They say that the definition of insanity is doing the same thing over and over again and expecting a different result. Why is it that the Republicans in Congress seem so determined to prove this maxim?
Let’s start with the Affordable Care Act, aka Obamacare. The exchanges that are at the heart of Obamacare—making it possible for people who are currently uninsured to buy health care—open for business on Tuesday. Ever since the Republicans took control of the House, they have held vote after vote to roll back the law, even while ignoring important business like, say, fixing the Postal Service. I think it’s been 43 times in all—votes that have been utterly pointless, in that the Senate is still run by Democrats, and the law is President Obama’s signature achievement, and there’s no way on God’s green earth it will be repealed.
But never mind. As October 1 has neared—the date both Obamacare kicks in and the government needs to be funded—Republicans moved to another tactic, which was every bit as hopeless. They began demanding that Obamacare be reversed—or at least delayed —as part of any deal to keep the government running. (At one point they had a lengthy wish list that was so implausible it was almost laugh-out-loud funny.)

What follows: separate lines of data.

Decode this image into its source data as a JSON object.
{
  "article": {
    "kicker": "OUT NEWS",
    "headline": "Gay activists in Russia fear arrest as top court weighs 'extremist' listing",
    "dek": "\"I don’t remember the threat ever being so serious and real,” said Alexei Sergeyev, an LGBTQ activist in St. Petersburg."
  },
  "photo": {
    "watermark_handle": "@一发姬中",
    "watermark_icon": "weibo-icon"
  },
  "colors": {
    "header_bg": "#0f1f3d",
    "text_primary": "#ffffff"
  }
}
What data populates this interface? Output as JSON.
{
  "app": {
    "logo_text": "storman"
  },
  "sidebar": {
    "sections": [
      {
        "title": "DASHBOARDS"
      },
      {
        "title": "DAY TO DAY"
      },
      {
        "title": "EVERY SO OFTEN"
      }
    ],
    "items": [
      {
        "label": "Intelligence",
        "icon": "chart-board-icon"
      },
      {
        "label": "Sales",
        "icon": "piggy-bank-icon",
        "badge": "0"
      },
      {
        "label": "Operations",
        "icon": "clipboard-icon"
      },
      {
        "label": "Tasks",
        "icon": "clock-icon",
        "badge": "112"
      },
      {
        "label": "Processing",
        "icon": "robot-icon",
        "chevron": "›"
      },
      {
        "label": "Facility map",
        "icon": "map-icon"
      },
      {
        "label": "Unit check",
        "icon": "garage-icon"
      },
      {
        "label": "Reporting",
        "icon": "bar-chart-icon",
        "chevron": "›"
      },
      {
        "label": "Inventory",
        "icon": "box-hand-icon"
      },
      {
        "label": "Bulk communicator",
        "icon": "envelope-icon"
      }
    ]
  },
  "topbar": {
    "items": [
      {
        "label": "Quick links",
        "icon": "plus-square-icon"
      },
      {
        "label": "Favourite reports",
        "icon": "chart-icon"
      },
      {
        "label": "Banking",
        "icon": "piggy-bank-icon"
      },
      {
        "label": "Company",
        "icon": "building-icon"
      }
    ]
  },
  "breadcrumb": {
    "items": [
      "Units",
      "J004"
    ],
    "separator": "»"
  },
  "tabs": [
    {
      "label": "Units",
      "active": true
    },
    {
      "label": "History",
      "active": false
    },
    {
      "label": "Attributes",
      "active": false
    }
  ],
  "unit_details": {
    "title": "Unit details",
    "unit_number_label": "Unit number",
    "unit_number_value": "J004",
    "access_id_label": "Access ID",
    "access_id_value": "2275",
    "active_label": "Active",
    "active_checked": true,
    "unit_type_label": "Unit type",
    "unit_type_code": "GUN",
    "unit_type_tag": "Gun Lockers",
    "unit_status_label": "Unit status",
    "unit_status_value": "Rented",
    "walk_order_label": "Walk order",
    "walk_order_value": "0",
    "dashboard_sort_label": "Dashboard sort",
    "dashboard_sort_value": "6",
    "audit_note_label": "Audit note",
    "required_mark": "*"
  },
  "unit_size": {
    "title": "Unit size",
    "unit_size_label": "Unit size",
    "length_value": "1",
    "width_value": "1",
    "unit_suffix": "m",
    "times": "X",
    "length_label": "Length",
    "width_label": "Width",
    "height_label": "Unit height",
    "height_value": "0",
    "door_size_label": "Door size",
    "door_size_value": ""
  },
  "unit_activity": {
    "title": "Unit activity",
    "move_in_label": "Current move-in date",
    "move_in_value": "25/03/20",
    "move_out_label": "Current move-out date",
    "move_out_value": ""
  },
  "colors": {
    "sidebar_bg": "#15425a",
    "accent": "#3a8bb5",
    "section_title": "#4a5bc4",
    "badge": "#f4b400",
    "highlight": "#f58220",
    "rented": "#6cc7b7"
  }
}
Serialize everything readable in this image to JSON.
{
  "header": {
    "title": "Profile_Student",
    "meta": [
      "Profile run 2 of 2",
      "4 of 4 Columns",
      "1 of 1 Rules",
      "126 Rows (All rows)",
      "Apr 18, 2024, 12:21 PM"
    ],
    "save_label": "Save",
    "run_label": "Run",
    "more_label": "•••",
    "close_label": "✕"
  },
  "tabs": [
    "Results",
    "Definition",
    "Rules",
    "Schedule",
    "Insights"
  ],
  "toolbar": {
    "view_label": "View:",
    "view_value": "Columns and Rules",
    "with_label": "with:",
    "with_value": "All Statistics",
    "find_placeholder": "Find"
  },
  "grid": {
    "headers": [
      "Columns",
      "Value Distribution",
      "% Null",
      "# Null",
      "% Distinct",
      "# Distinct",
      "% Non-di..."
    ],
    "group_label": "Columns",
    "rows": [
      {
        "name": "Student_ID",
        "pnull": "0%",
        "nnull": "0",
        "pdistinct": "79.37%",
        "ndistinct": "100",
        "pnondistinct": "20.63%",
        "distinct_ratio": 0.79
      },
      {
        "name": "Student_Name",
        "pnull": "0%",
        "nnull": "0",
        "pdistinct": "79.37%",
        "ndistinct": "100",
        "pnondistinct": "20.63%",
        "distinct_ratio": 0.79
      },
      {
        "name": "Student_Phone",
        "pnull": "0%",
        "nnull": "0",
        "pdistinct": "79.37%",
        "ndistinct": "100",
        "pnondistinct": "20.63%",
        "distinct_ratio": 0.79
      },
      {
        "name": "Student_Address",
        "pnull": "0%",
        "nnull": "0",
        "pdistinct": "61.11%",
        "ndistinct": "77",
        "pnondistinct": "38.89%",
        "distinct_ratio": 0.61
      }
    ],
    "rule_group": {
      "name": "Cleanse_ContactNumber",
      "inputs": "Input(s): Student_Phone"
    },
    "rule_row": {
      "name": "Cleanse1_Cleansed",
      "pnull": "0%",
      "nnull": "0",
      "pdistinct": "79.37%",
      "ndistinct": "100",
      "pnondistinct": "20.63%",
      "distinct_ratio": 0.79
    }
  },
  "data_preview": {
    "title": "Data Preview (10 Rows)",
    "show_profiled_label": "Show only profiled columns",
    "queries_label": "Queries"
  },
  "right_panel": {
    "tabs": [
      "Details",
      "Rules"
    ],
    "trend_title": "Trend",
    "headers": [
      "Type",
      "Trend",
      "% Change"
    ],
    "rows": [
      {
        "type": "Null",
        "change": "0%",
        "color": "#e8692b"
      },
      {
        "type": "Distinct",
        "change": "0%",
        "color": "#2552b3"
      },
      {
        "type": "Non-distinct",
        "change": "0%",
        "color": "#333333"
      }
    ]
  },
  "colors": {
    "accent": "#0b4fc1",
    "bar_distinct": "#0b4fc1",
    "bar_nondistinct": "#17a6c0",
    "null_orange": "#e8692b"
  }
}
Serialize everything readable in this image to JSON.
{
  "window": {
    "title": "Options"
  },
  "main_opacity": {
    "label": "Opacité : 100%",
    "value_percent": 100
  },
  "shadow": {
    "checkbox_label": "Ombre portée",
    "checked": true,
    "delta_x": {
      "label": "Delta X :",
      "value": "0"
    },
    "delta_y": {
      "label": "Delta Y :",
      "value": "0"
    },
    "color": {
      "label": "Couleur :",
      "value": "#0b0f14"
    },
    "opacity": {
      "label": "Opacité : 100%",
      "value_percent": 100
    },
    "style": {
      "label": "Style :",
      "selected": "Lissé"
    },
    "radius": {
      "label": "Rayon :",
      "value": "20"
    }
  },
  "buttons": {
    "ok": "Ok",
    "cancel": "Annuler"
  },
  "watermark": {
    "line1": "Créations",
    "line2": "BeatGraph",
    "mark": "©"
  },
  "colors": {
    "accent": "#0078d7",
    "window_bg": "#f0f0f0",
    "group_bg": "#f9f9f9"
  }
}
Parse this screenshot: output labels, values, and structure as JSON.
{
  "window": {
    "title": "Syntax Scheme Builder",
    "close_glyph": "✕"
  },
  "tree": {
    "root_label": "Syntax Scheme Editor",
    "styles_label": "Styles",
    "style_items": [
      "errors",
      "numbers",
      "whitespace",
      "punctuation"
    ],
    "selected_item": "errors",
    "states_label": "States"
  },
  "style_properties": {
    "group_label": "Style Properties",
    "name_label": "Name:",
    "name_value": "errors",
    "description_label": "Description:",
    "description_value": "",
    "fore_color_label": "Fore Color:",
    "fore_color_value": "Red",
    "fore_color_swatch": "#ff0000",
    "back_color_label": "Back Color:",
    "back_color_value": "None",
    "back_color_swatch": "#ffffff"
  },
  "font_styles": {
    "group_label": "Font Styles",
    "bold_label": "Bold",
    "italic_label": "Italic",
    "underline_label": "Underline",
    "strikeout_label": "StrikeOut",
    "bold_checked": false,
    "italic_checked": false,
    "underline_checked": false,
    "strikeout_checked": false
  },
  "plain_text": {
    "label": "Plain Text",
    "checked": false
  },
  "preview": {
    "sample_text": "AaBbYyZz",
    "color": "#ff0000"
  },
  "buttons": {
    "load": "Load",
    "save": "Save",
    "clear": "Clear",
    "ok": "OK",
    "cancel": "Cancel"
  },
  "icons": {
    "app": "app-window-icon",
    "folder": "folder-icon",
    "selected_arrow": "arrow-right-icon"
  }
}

But to the surprise of absolutely no one, when Republicans added the anti-Obamacare language to the “continuing resolution” designed to finance the government (for all of six weeks!), the Senate quickly rejected the House bill and insisted instead on a continuing resolution that did nothing but what it was supposed to do: fund the government. Republicans, meanwhile, would not back away from their demand that the “CR” had to be linked to a delay in Obamacare.
“I see almost no hope of avoiding a government shutdown,” Representative Jim Cooper, a conservative Democrat from Nashville, told me Monday afternoon. It’s possible, of course, that House Republicans will pass a continuing resolution in the wee small hours, after this column has gone to bed. But it’s very unlikely.
And that’s the second way in which Republican strategy seems to have run off the rails. This